[Start of section]
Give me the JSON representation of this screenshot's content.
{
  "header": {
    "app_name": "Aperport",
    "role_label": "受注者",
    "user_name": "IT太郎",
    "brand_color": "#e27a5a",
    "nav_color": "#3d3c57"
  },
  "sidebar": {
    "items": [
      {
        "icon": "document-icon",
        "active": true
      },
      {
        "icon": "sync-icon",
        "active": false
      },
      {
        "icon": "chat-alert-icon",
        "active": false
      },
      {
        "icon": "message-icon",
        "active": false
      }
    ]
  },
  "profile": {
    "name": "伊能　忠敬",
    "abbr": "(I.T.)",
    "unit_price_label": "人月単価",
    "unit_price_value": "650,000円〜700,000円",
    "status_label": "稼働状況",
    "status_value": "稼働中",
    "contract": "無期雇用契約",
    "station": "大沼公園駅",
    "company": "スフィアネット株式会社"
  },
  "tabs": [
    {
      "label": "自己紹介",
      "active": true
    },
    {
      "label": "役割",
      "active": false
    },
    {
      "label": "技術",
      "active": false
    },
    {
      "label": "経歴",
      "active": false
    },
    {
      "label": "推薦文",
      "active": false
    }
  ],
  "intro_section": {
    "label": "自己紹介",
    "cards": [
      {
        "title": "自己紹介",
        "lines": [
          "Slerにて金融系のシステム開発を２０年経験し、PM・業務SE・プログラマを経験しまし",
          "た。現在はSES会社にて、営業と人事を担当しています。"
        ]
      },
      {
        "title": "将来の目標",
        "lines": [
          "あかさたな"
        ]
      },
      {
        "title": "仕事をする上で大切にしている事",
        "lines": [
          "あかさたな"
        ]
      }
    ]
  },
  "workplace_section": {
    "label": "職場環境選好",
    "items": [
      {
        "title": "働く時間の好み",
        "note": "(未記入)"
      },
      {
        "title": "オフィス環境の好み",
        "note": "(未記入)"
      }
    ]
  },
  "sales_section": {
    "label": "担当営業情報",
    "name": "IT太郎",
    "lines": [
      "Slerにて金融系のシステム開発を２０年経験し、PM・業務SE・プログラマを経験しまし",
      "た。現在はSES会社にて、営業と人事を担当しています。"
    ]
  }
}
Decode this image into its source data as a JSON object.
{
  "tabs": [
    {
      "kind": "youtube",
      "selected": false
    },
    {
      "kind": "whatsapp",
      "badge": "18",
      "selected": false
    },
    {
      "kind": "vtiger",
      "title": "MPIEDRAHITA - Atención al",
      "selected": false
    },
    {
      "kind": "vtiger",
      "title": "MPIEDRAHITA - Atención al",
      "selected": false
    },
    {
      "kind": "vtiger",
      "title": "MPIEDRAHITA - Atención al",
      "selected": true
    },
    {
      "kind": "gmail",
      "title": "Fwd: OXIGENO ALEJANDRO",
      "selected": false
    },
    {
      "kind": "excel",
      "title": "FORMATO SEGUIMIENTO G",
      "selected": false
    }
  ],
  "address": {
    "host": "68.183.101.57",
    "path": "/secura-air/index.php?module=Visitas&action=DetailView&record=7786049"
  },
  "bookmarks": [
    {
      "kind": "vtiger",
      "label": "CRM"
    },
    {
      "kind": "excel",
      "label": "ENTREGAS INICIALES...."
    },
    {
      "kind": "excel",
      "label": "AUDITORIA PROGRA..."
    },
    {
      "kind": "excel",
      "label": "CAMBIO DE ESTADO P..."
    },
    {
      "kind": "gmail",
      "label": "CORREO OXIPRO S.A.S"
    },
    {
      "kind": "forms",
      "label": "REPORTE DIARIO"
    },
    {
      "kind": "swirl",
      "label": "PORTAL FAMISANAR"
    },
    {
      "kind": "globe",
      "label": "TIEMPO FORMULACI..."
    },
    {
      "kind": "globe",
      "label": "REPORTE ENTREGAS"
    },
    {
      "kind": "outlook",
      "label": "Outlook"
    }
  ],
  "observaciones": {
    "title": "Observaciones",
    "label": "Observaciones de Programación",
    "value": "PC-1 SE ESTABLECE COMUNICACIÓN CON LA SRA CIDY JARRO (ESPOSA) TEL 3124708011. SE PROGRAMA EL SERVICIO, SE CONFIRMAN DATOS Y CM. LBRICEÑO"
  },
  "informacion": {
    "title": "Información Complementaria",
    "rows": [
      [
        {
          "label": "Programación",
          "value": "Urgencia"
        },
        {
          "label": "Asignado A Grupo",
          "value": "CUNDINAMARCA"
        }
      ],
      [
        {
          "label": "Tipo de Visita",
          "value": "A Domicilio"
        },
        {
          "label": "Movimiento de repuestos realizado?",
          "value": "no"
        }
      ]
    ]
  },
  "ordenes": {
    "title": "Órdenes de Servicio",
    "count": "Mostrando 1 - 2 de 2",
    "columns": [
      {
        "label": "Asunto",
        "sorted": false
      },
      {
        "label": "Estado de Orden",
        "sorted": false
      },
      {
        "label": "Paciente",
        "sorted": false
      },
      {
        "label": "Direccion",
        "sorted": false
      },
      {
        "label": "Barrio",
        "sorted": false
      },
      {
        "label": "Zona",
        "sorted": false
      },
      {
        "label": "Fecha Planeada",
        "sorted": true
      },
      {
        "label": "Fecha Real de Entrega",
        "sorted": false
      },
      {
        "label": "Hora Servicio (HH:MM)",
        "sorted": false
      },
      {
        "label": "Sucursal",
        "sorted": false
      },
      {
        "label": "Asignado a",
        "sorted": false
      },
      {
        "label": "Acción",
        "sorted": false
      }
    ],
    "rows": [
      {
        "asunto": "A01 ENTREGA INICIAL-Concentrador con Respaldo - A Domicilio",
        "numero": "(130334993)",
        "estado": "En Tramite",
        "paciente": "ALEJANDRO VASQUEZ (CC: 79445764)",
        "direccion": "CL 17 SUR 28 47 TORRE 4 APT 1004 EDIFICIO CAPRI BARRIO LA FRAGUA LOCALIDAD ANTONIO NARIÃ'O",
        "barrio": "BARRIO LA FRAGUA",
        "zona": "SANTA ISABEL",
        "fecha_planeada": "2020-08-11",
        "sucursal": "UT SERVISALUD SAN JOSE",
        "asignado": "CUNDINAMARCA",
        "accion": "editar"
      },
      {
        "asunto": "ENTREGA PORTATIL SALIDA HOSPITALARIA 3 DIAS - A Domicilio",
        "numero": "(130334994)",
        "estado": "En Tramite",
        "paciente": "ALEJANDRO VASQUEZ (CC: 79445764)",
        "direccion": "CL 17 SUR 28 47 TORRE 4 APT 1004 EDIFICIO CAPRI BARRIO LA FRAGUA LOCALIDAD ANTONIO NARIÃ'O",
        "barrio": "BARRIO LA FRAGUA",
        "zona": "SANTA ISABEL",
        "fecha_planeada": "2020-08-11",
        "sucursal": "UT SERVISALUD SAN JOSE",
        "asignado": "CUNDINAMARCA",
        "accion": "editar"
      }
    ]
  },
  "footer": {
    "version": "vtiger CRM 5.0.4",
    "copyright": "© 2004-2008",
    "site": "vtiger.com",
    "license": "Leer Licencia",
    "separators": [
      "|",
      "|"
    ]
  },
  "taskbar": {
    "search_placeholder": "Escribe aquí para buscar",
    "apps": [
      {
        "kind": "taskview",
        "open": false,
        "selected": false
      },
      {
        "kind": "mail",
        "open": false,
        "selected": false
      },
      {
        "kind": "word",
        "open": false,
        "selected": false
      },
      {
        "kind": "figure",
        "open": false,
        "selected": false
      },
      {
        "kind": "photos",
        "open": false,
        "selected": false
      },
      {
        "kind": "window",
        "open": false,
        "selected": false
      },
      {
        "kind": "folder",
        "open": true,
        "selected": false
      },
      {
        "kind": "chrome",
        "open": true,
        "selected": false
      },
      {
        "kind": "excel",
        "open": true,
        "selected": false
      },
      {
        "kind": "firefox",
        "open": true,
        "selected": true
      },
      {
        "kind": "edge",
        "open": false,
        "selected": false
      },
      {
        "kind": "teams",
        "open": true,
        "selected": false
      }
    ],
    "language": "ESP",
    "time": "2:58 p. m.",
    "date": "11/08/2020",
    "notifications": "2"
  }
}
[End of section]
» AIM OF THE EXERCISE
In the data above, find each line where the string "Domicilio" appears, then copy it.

» RESPONSE
          "value": "A Domicilio"
        "asunto": "A01 ENTREGA INICIAL-Concentrador con Respaldo - A Domicilio",
        "asunto": "ENTREGA PORTATIL SALIDA HOSPITALARIA 3 DIAS - A Domicilio",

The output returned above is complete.